**YOUR OBJECTIVE:**
Each line below that carries the string "Acer" must appear in the answer.

**DATA EXTRACTS:**
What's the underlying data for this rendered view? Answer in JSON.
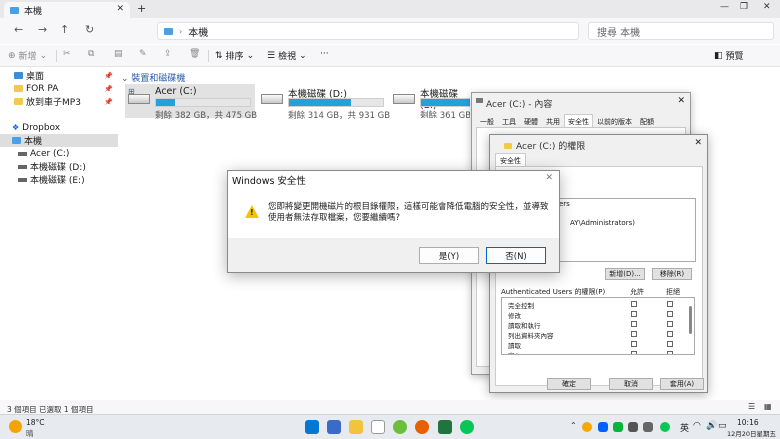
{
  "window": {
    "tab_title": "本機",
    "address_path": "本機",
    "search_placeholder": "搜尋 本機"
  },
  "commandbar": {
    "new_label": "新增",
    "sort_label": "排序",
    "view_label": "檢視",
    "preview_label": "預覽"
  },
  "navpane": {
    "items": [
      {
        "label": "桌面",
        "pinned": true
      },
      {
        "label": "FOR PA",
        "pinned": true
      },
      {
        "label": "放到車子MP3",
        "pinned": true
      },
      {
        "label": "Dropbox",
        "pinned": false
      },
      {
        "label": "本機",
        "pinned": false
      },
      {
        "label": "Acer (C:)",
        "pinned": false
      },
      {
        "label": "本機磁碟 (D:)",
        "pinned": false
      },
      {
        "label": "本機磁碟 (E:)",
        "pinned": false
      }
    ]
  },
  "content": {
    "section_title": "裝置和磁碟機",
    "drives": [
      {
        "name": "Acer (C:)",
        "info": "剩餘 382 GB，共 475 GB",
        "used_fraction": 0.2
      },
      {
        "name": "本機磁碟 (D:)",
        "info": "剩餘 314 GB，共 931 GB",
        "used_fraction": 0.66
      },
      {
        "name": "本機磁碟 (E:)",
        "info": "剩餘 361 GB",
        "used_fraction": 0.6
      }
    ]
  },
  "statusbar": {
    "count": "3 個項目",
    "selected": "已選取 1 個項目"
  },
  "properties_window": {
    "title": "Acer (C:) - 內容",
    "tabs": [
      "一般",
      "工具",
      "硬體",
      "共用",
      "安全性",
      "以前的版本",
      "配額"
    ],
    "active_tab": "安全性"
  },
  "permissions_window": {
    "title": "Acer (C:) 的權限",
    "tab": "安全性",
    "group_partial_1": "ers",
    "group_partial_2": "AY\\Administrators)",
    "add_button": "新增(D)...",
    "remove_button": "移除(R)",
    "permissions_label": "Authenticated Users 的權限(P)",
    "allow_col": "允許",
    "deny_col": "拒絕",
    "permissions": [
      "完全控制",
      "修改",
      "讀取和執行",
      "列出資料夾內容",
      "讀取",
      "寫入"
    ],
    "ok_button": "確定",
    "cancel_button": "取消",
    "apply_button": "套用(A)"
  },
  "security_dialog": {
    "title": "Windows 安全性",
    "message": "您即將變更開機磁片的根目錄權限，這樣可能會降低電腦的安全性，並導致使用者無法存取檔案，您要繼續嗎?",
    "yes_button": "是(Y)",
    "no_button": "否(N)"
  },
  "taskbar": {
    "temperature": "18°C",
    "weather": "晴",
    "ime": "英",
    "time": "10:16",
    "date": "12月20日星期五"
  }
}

**RESPONSE BELOW:**
        "label": "Acer (C:)",
        "name": "Acer (C:)",
    "title": "Acer (C:) - 內容",
    "title": "Acer (C:) 的權限",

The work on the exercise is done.